So what does that mean? It means stick to 1050-1300ish for your content width for your site designs for size widths today. That can obviously be fudged and changed for certain types of design. BUT BLOGS, there are so many issues surrounding blog design. The main issue is that even if you keep your pixel width to normal width, you will end up with huge issues. Mainly line-length. So now let’s look at what graphic designers consider best line length for the web.

Specifics for line-length:

What does that nonsense mean? It means your eye is going to process and read a line of text that is about 50-75 (this is a wide range based on multiple sources) characters in length —> 10-12 words in length at max, and anything under five or six words or under 50 characters, starts to break the text up. It’s why textbooks are so big and wide but are multiple columns of text. It’s why chic lit and quick read mystery novels are set to smaller books with bigger type because you binge read those things and want to read them FAST. If you want your audience to digest the info fast you have to optimize your text.

So now you are mad at me, sorry.
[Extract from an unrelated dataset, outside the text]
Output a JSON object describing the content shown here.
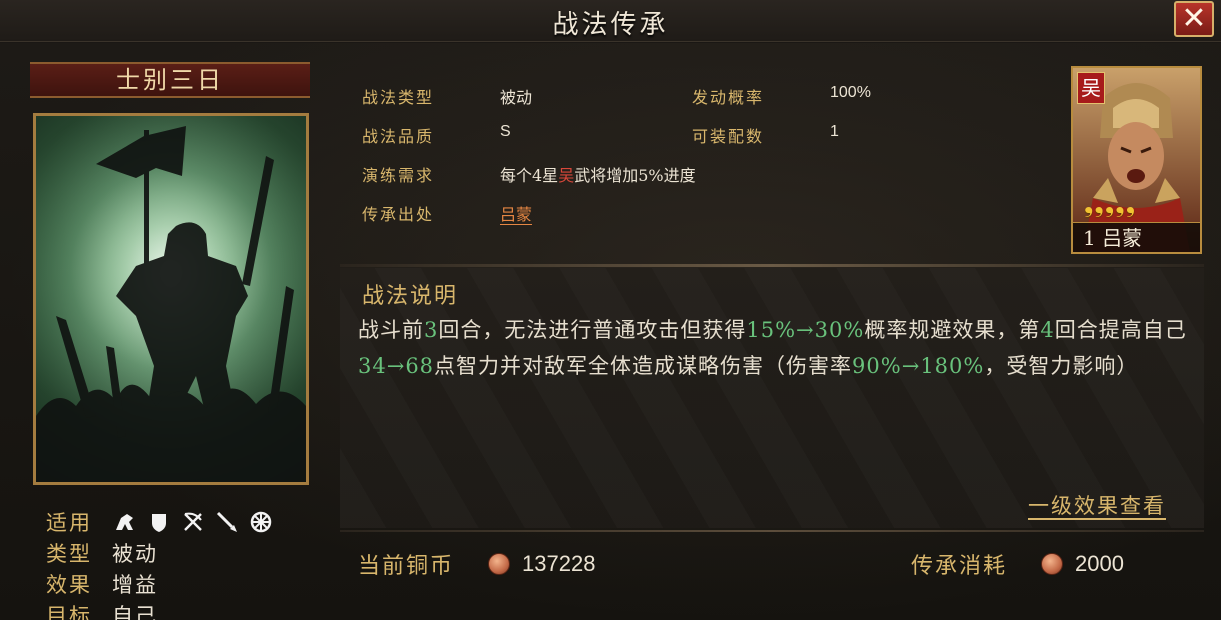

I know you still haven’t gotten to the main freaking part of this article. But I’m sorry I paid tons of money for my MFA and I will pay for it for the rest of my life (hi student loans - totally worth it) so I have to give you the technical details.
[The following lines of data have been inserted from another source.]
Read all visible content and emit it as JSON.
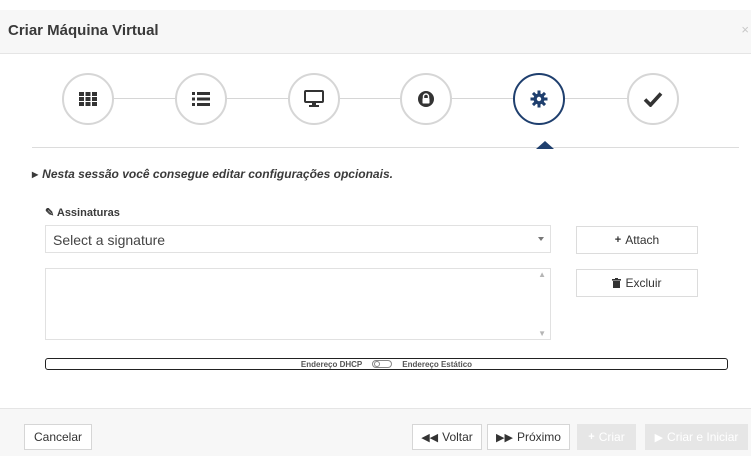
{
  "modal": {
    "title": "Criar Máquina Virtual",
    "close": "×"
  },
  "wizard": {
    "steps": [
      {
        "icon": "grid-icon"
      },
      {
        "icon": "list-icon"
      },
      {
        "icon": "monitor-icon"
      },
      {
        "icon": "lock-icon"
      },
      {
        "icon": "gear-icon",
        "active": true
      },
      {
        "icon": "check-icon"
      }
    ],
    "active_color": "#1f3f6e"
  },
  "info_text": "Nesta sessão você consegue editar configurações opcionais.",
  "signatures": {
    "label": "Assinaturas",
    "select_value": "Select a signature",
    "attach_label": "Attach",
    "delete_label": "Excluir"
  },
  "network_toggle": {
    "left_label": "Endereço DHCP",
    "right_label": "Endereço Estático"
  },
  "footer": {
    "cancel": "Cancelar",
    "back": "Voltar",
    "next": "Próximo",
    "create": "Criar",
    "create_start": "Criar e Iniciar"
  }
}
If you have a blog without a sidebar, start counting those words. Let’s also discuss this a bit further. Web design today gets away with more rule breaks for this than anything else. Because we want to keep our columns wide enough to incorporate great headers, good images, we tend to fudge it as designers here. For example, this blog is approx. 16+ words per line - too many in most books. But what we are talking about isn’t when we count sixteen words per line, we are looking at when the line length is 1000px wide, and a 16px count text you end up with 24+. For maximum legibility, get as close to the line length as possible for word count. Up your body copy font for your blog post (use the second to last option for CSS below) mixed with the restriction of the blog content width, the main CSS below, and you will find a happy medium. We can discuss font-size and x-height issues I have with body copy on blogs another time, for now, try this…
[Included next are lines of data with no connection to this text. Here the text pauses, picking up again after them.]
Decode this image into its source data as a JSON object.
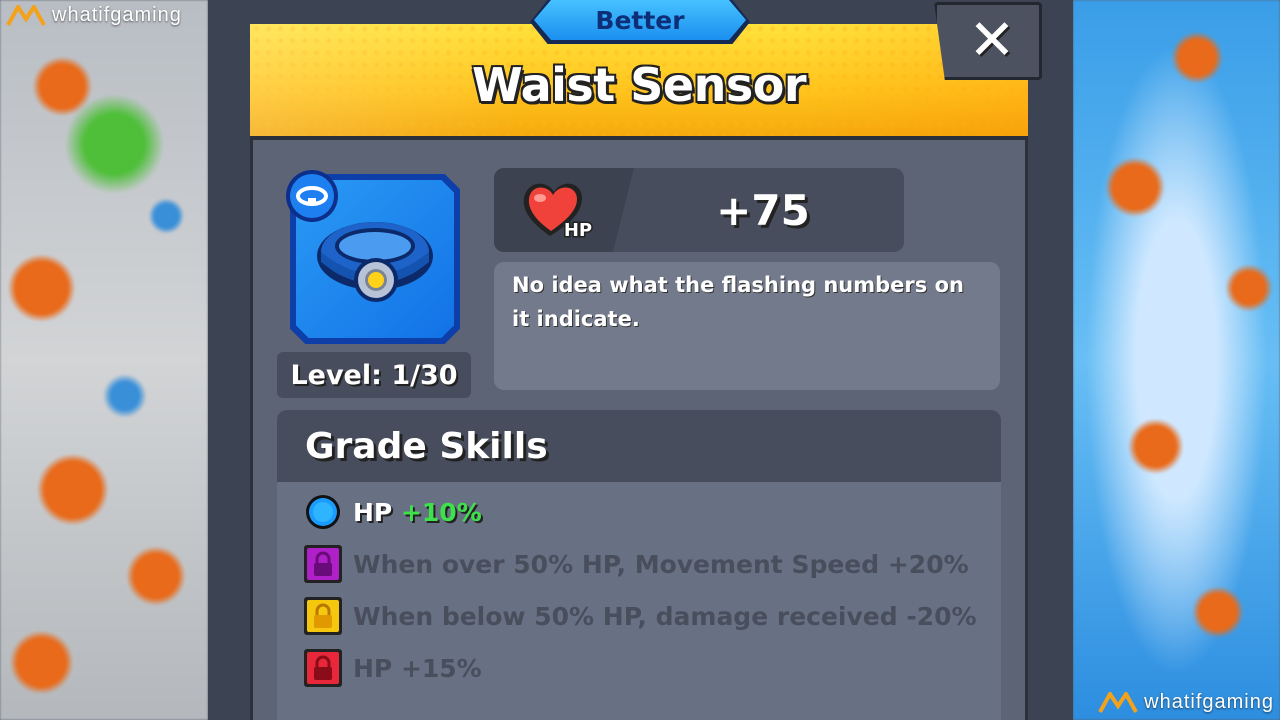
{
  "watermark": {
    "brand": "whatifgaming"
  },
  "header": {
    "grade": "Better",
    "title": "Waist Sensor",
    "close_label": "✕"
  },
  "item": {
    "icon": "belt-icon",
    "type_icon": "belt-type-icon",
    "level_text": "Level: 1/30"
  },
  "stat": {
    "icon": "heart-hp-icon",
    "icon_label": "HP",
    "value": "+75"
  },
  "description": "No idea what the flashing numbers on it indicate.",
  "grade_skills": {
    "heading": "Grade Skills",
    "items": [
      {
        "text": "HP ",
        "bonus": "+10%",
        "status": "unlocked",
        "color": "#1a9bff"
      },
      {
        "text": "When over 50% HP, Movement Speed +20%",
        "status": "locked",
        "color": "#b020c8"
      },
      {
        "text": "When below 50% HP, damage received -20%",
        "status": "locked",
        "color": "#f5c70f"
      },
      {
        "text": "HP +15%",
        "status": "locked",
        "color": "#e8283a"
      }
    ]
  },
  "colors": {
    "banner": "#ffc41d",
    "grade_tag": "#1a8ff0",
    "bonus_green": "#3de24a"
  }
}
You implement this first:

  1. .BlogItem { max-width:750px; margin: 0 auto; } 

This is the little magic css class in my point of view… because it leads to SO much more.

.BlogItem h2 { color: red}

.BlogItem h3 strong {
font-size: 10px;
text-transform: uppercase; 
letter-spacing: .012em;}

.BlogItem p {font-size:17px}

.BlogItem .sqs-block-horizontalrule hr {
    opacity: .3;
    height: 2px;
    background-color: #c5b9ad;

You see where I am going? It’s the class that allows you to take blog content ALONE and make it work for you. I don’t think there is a blog where this has gone as an untouched blog in my Brine career.

Want more of these kick-ass blog edits? We have a lot more blog edits coming soon, including a mini workshop you will all want for your blogs :)